Rather than the thousands of businesses, local government, and central agencies all buying Cloud services from outside of the region or internationally, stand up local Cloud services at a subsidised rate for local business.
The cost of those services would be cheaper, faster, and keep the money in the local economy. That, coupled with Cloud skills for SME’s, would power our local economy.
Come up with a City Innovation Hub
Create a physical and virtual space that allows interaction between all city dwellers. Whether ratepayer, business, local, or central government. A place where solutions can be offered and tested by the community and new ideas can be come up with.
Free wireless everywhere, all the time
The CBD wireless project has given us some valuable statistics about how people will utilise such a network. When you travel overseas it is unusual in large cities to find dead spots or pay for wireless only zones. Even places like Ho Chi Minh have free wireless across large parts of the central city and at speeds that are five times our standard broadband.
It allows people to easily and cheaply utilise the Internet wherever they are. It also allows ratepayers who can’t afford direct access to the Internet privately, the ability to go online and learn, the ability to connect to the city.
The problems with UFB
It’s roll-out is far too slow. I live within two suburbs of the city and there is no date for my house to be able to be connected. At least, not between now and 2018.
The roll-out has to be sped up. Data is growing so rapidly that if we don’t get UFB quicker, then we’ll end up with an online traffic jam like we have today with our roads.
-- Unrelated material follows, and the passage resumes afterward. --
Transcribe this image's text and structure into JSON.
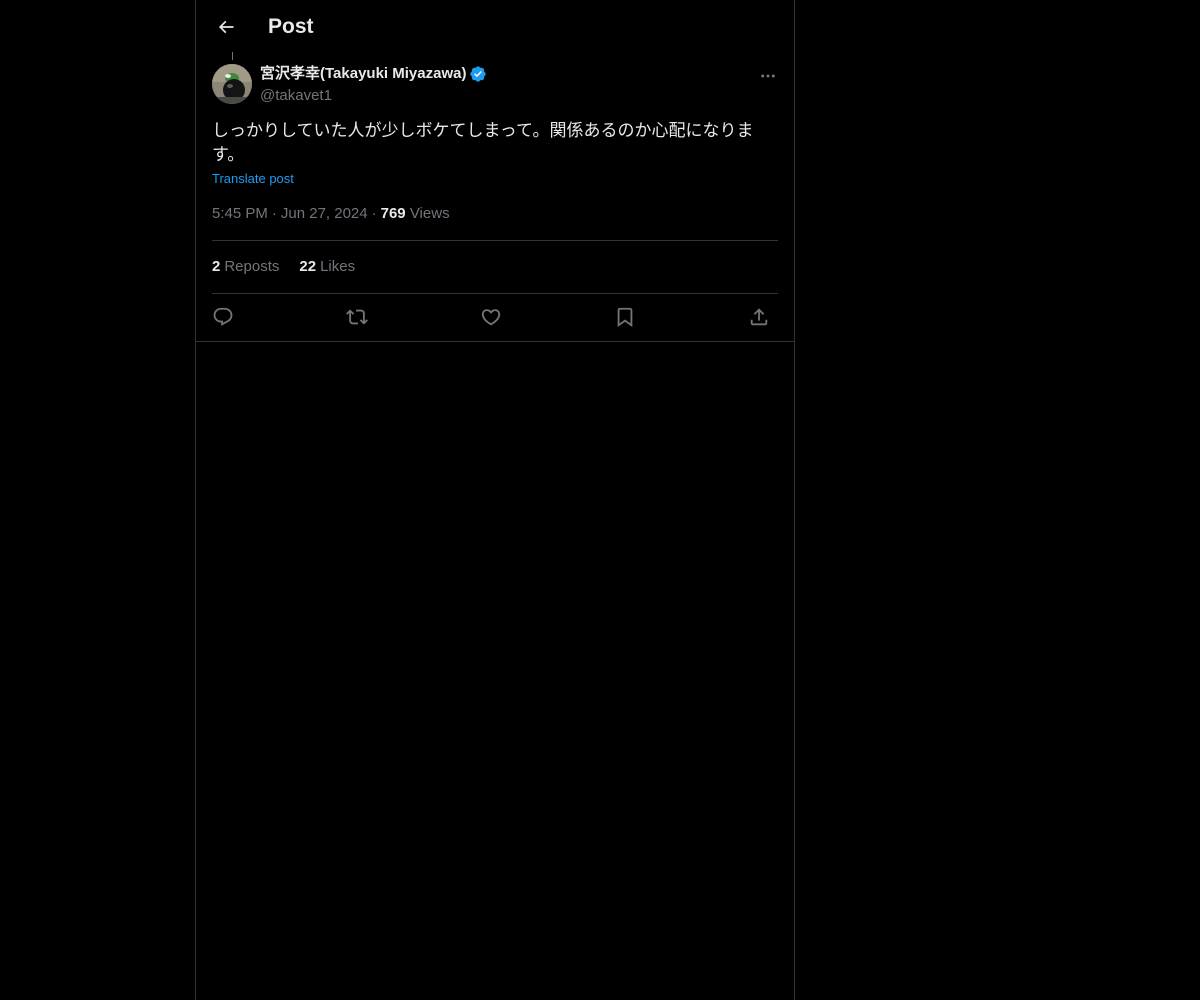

Two stats show that every year, a household doubles its data usage and that within two-years; Cloud based ICT data will increase twelve-fold.
As an interim measure the city would be better to partner with a Citilink, who already has a massive fiber network around the region, and a good solid wireless provider who could put up wireless hot-spots to cover the city in a high-speed wireless grid.
Waiting for UFB is like waiting for Transmission Gully.
No one is standing up and making this happen or advocating it. We need industry and community leaders to start working together to make these ideas coalesce and move.